Overactive or underactive thyroid glands respectively can cause a range of symptoms in dogs, and an underactive thyroid gland is a much more common canine health issue than an overactive one.
An underactive thyroid gland is called hypothyroidism, in contrast to an overactive thyroid gland, which is called hyperthyroidism.
Hypothyroidism is the name given to a health condition in which the thyroid gland doesn’t work as efficiently as it should do, and this can lead to a range of systemic problems for your dog that can cause a number of wide-ranging changes throughout their bodies.
These can be quite variable in presentation from dog to dog depending on a number of factors, but in this article, we will share the most common symptoms of hypothyroidism in dogs, to help you to identify the issue if your own dog should develop an underactive thyroid gland for any reason.
Read on to find out the most common symptoms of hypothyroidism in dogs.
Dogs that have an underactive thyroid gland won’t have an awful lot of energy, as hypothyroidism means that the body cannot process the calories it gets from food into fuel to power your dog’s day to day life.
This means that a dog with hypothyroidism will tend to be lazy and lethargic, and this change will tend to develop over a moderate period of time rather than happening overnight. Your dog might have a lower than normal tolerance for and interest in play and exercise, get tired more quickly, and not be able to walk as far as normal.
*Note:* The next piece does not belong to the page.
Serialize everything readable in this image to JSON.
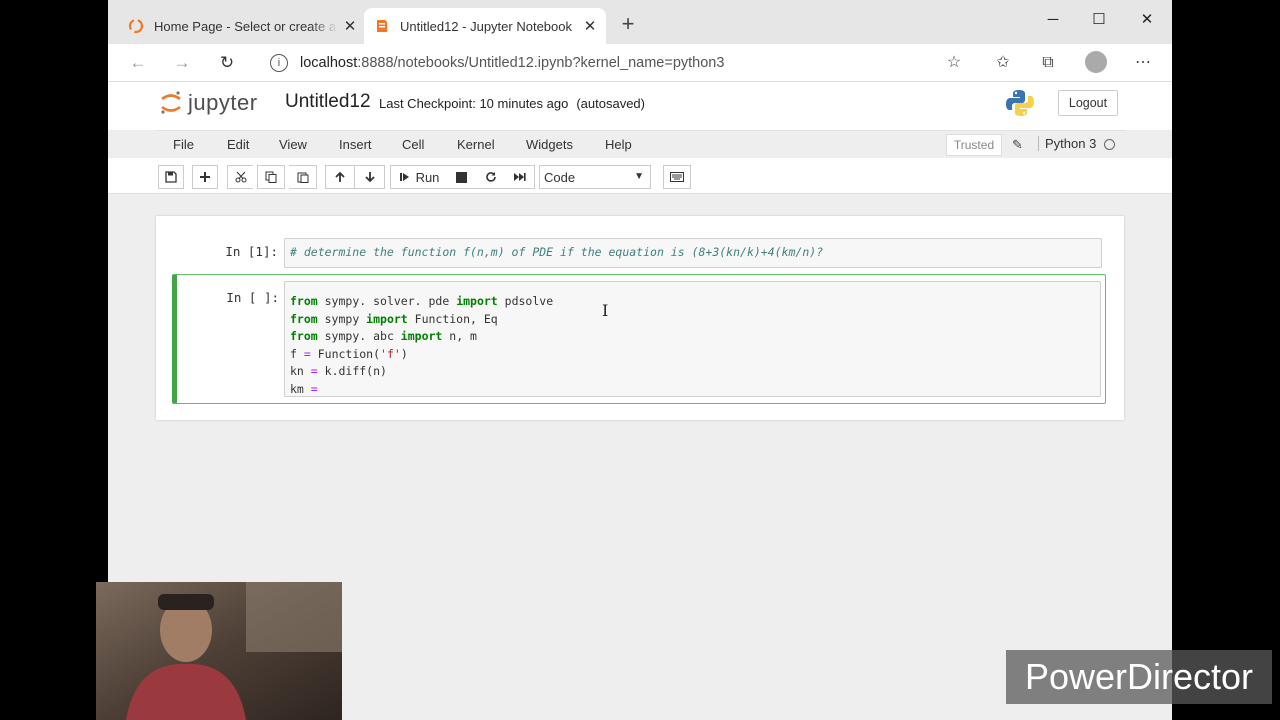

They will also probably spend more time asleep, and appear slower to respond to you and less interested in the things they used to enjoy.
Any health condition that affects the hormones like hypothyroidism does can have a knock-on effect on all manner of other bodily processes, and dogs with an underactive thyroid gland will potentially begin to drink more water than normal.
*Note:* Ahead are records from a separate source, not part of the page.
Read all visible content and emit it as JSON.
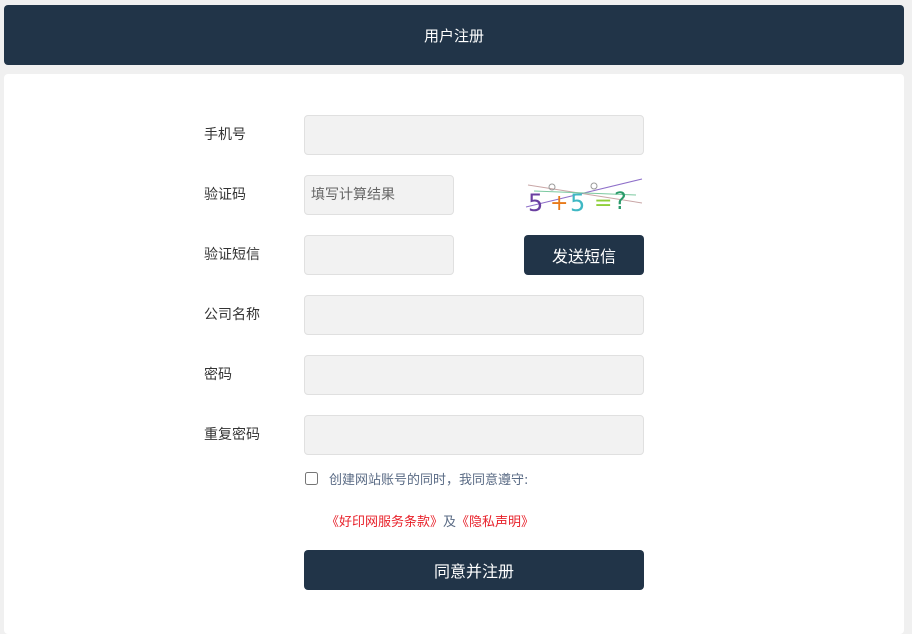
{
  "header": {
    "title": "用户注册"
  },
  "form": {
    "phone_label": "手机号",
    "captcha_label": "验证码",
    "captcha_placeholder": "填写计算结果",
    "captcha_image": {
      "text": "5 + 5 = ?"
    },
    "sms_label": "验证短信",
    "sms_button": "发送短信",
    "company_label": "公司名称",
    "password_label": "密码",
    "password_confirm_label": "重复密码",
    "agree_text": "创建网站账号的同时，我同意遵守:",
    "terms_link": "《好印网服务条款》",
    "terms_and": "及",
    "privacy_link": "《隐私声明》",
    "submit_button": "同意并注册"
  },
  "colors": {
    "primary": "#213448",
    "link_red": "#e8212a",
    "field_bg": "#f2f2f2"
  }
}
Because your dog’s body is signalling to them that they need more water than they really do, that excessive water intake will also result in your dog needing to pee more than normal, which may manifest as needing to go out to the toilet more often, producing more urine each time they go, or inappropriately urinating in the house if they are unable to go out when they need to.
If your dog is piling on the pounds but isn’t eating any more than usual, hypothyroidism might be the culprit. This is because of the connection between the thyroid hormones and how your dog’s body processes food, and sends signals back and forth about the amount of food it needs and has available to use.
Hypothyroidism or an underactive thyroid gland means that the thyroid isn’t working as efficiently as it should be to process the food the body gets, which results in weight gain without a correlating increase in food intake.
Hormone conditions can cause a broad and varied range of symptoms in your dog, and hypothyroidism usually results in some type of changes to the texture and tone of the skin once it has progressed to a certain stage.
Often this results in your dog’s skin feeling dry, papery and fragile, and more prone to injury and breaking, but it can also cause the skin to feel dirty, tacky or greasy even when it is clean and freshly bathed, or be prone to developing unexplained infections or irritations.
Just as hypothyroidism can affect your dog’s skin, so too can it affect the coat. This commonly causes fur loss in patches, particularly around the flanks and base of the tail, and it may also change the texture and quality of your dog’s fur, making them look unkempt and generally in poor condition.
In many cases, hypothyroidism in dogs needs to be presenting with a lot of symptoms before it becomes evident to the dog’s owner that something is amiss, because the symptoms of hypothyroidism in dogs tend to be progressive and take time to become obvious, particularly to people who see the dog every day.
However, generally most owners will pick up on several such symptoms and contact the vet before the condition becomes so acute as to cause more obvious and dramatic issues, but if this is not the case, hypothyroidism can lead to more acute symptoms. These can include nerve problems that alter your dog’s temperament and behaviour, and can even lead to them having problems walking and getting around.
At its most acute, hypothyroidism in its final stages can result in coma and ultimately, death – but if identified and intercepted early enough and the appropriate treatment or management protocol begun, the condition can usually be managed or treated effectively to restore the dog’s quality of life.